When scientists examined a photograph of Vesta, the second largest object in the asteroid belt, they were surprised to find what the massive object was made of.
Vesta is composed of many different layers of rock and material. This means that Vesta’s classification is somewhere between that of an asteroid and a planet. It’s one of the most ‘unique’ asteroids a spacecraft has visited, according to NASA.
Shall we call it a plasteroid? Or a planetoid? Maybe Vesta is a dwarf planet?
“Vesta’s iron core makes it special and more like terrestrial planets than a garden-variety asteroid,” said Carol Raymond, Dawn’s deputy principal investigator at NASA’s Jet Propulsion Laboratory in a release. “The distinct compositional variation and layering that we see at Vesta appear to derive from internal melting of the body shortly after formation, which separated Vesta into crust, mantle and core.”
The discovery was due to NASA’s Dawn Mission, which is now orbiting Vesta at its closest distance yet.

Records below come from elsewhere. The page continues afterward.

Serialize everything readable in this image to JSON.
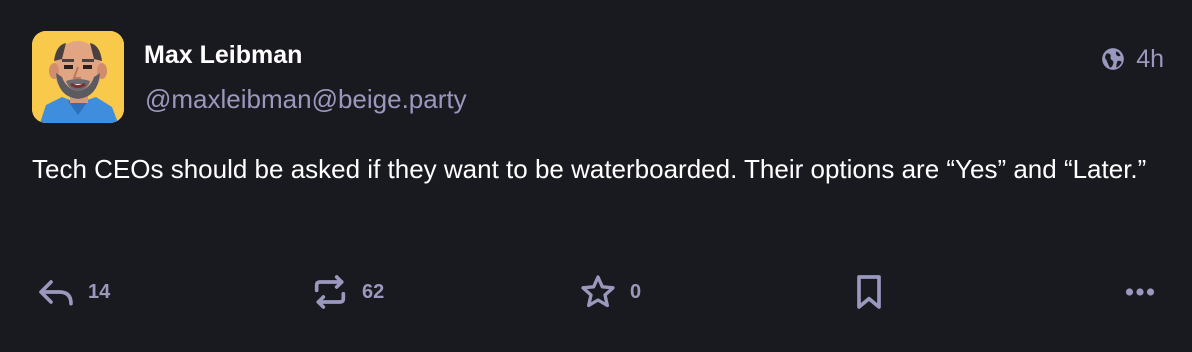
{
  "author": {
    "display_name": "Max Leibman",
    "handle": "@maxleibman@beige.party",
    "avatar_icon": "pixel-art-portrait"
  },
  "meta": {
    "visibility_icon": "globe-icon",
    "timestamp": "4h"
  },
  "post": {
    "text": "Tech CEOs should be asked if they want to be waterboarded. Their options are “Yes” and “Later.”"
  },
  "actions": {
    "reply_count": "14",
    "boost_count": "62",
    "favourite_count": "0"
  },
  "colors": {
    "background": "#191920",
    "text_primary": "#ffffff",
    "text_secondary": "#9a98bd",
    "avatar_background": "#f8c94a"
  }
}
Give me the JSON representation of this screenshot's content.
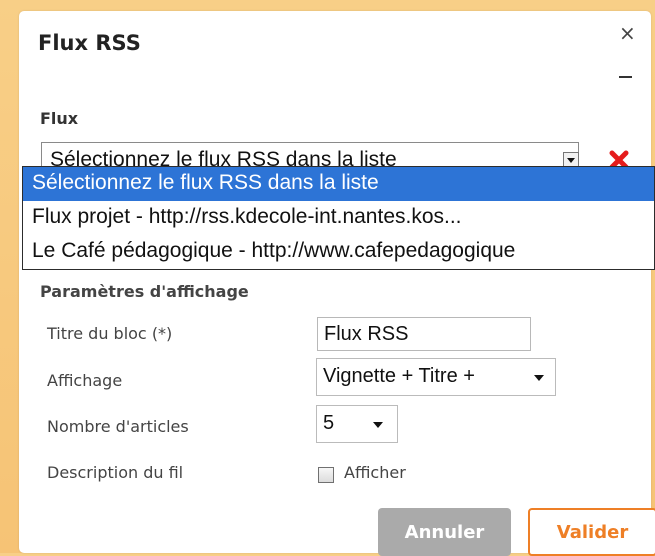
{
  "dialog": {
    "title": "Flux RSS"
  },
  "flux": {
    "section_label": "Flux",
    "select_value": "Sélectionnez le flux RSS dans la liste",
    "options": [
      "Sélectionnez le flux RSS dans la liste",
      "Flux projet - http://rss.kdecole-int.nantes.kos...",
      "Le Café pédagogique - http://www.cafepedagogique"
    ]
  },
  "display_settings": {
    "section_label": "Paramètres d'affichage",
    "block_title_label": "Titre du bloc (*)",
    "block_title_value": "Flux RSS",
    "display_label": "Affichage",
    "display_value": "Vignette + Titre +",
    "article_count_label": "Nombre d'articles",
    "article_count_value": "5",
    "description_label": "Description du fil",
    "show_label": "Afficher"
  },
  "buttons": {
    "cancel": "Annuler",
    "validate": "Valider"
  },
  "icons": {
    "close": "close-icon",
    "minimize": "minimize-icon",
    "delete": "delete-icon",
    "dropdown": "chevron-down-icon"
  },
  "colors": {
    "background": "#f7c97d",
    "accent": "#ee7f26",
    "selection": "#2d74d6",
    "delete": "#e51c1c",
    "disabled_button": "#aaaaaa"
  }
}
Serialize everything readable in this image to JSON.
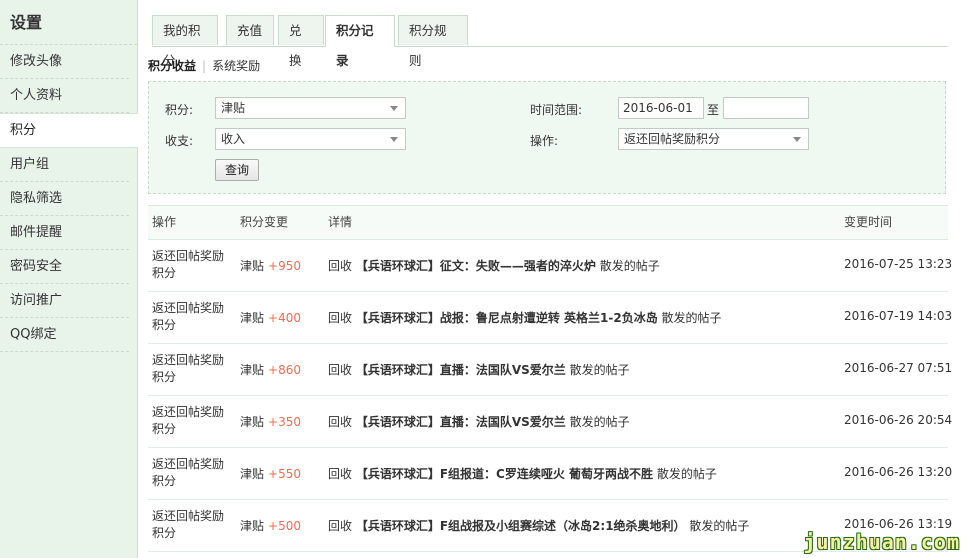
{
  "sidebar": {
    "title": "设置",
    "items": [
      {
        "label": "修改头像"
      },
      {
        "label": "个人资料"
      },
      {
        "label": "积分"
      },
      {
        "label": "用户组"
      },
      {
        "label": "隐私筛选"
      },
      {
        "label": "邮件提醒"
      },
      {
        "label": "密码安全"
      },
      {
        "label": "访问推广"
      },
      {
        "label": "QQ绑定"
      }
    ],
    "active_index": 2
  },
  "tabs": [
    {
      "label": "我的积分"
    },
    {
      "label": "充值"
    },
    {
      "label": "兑换"
    },
    {
      "label": "积分记录"
    },
    {
      "label": "积分规则"
    }
  ],
  "active_tab": 3,
  "subtabs": {
    "income": "积分收益",
    "system": "系统奖励",
    "separator": "|"
  },
  "filter": {
    "credit_label": "积分:",
    "credit_value": "津贴",
    "inout_label": "收支:",
    "inout_value": "收入",
    "time_label": "时间范围:",
    "date_from": "2016-06-01",
    "to_label": "至",
    "date_to": "",
    "action_label": "操作:",
    "action_value": "返还回帖奖励积分",
    "query_button": "查询"
  },
  "table": {
    "headers": {
      "action": "操作",
      "change": "积分变更",
      "detail": "详情",
      "time": "变更时间"
    },
    "rows": [
      {
        "action": "返还回帖奖励积分",
        "credit": "津贴",
        "amount": "+950",
        "prefix": "回收",
        "title": "【兵语环球汇】征文：失败——强者的淬火炉",
        "suffix": "散发的帖子",
        "time": "2016-07-25 13:23"
      },
      {
        "action": "返还回帖奖励积分",
        "credit": "津贴",
        "amount": "+400",
        "prefix": "回收",
        "title": "【兵语环球汇】战报：鲁尼点射遭逆转 英格兰1-2负冰岛",
        "suffix": "散发的帖子",
        "time": "2016-07-19 14:03"
      },
      {
        "action": "返还回帖奖励积分",
        "credit": "津贴",
        "amount": "+860",
        "prefix": "回收",
        "title": "【兵语环球汇】直播：法国队VS爱尔兰",
        "suffix": "散发的帖子",
        "time": "2016-06-27 07:51"
      },
      {
        "action": "返还回帖奖励积分",
        "credit": "津贴",
        "amount": "+350",
        "prefix": "回收",
        "title": "【兵语环球汇】直播：法国队VS爱尔兰",
        "suffix": "散发的帖子",
        "time": "2016-06-26 20:54"
      },
      {
        "action": "返还回帖奖励积分",
        "credit": "津贴",
        "amount": "+550",
        "prefix": "回收",
        "title": "【兵语环球汇】F组报道：C罗连续哑火 葡萄牙两战不胜",
        "suffix": "散发的帖子",
        "time": "2016-06-26 13:20"
      },
      {
        "action": "返还回帖奖励积分",
        "credit": "津贴",
        "amount": "+500",
        "prefix": "回收",
        "title": "【兵语环球汇】F组战报及小组赛综述（冰岛2:1绝杀奥地利）",
        "suffix": "散发的帖子",
        "time": "2016-06-26 13:19"
      }
    ]
  },
  "watermark": "junzhuan.com",
  "colors": {
    "accent_amount": "#f26c4f",
    "sidebar_bg": "#e8f3ea",
    "filter_bg": "#f0f8f2"
  }
}
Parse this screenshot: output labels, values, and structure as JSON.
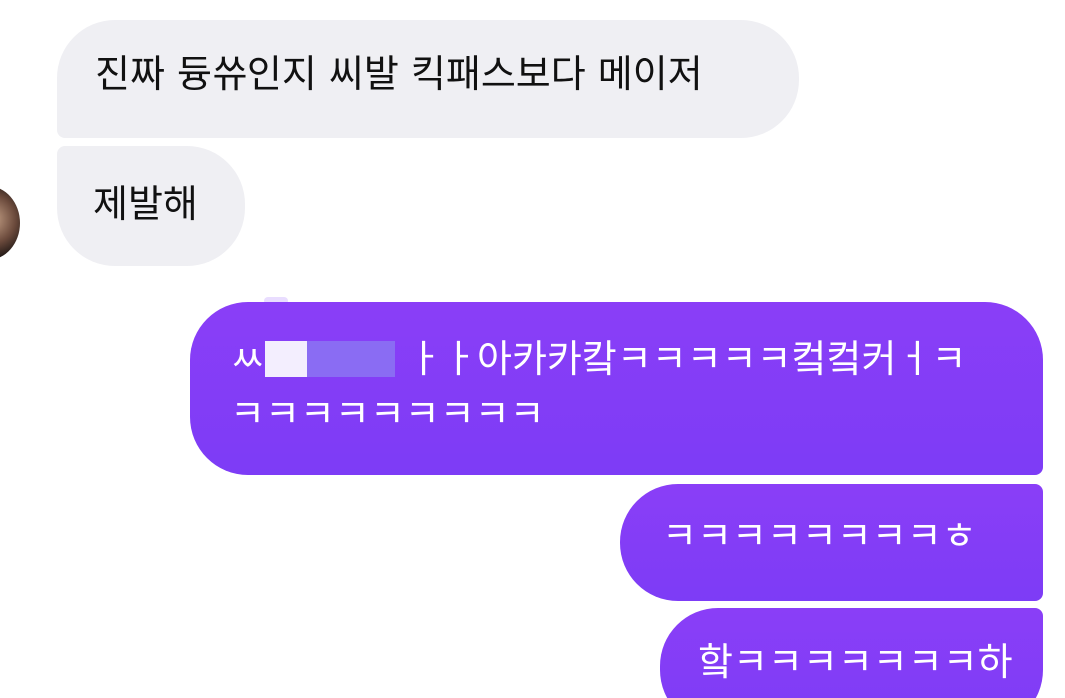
{
  "conversation": {
    "incoming": [
      {
        "text": "진짜 듕쓔인지 씨발 킥패스보다 메이저"
      },
      {
        "text": "제발해"
      }
    ],
    "outgoing": [
      {
        "text_start": "ㅆ",
        "text_end": "ㅏㅏ아카카캌ㅋㅋㅋㅋㅋ컼컼커ㅓㅋ ㅋㅋㅋㅋㅋㅋㅋㅋㅋ"
      },
      {
        "text": "ㅋㅋㅋㅋㅋㅋㅋㅋㅎ"
      },
      {
        "text": "핰ㅋㅋㅋㅋㅋㅋㅋ하"
      }
    ]
  },
  "colors": {
    "incoming_bubble": "#efeff3",
    "outgoing_bubble": "#7d3cf6",
    "background": "#ffffff"
  }
}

Dawn has been orbiting Vesta since this past July. The spacecraft will leave the giant object in July 2012 for its next adventure: researching the dwarf planet Ceres.
Read more about asteroids here.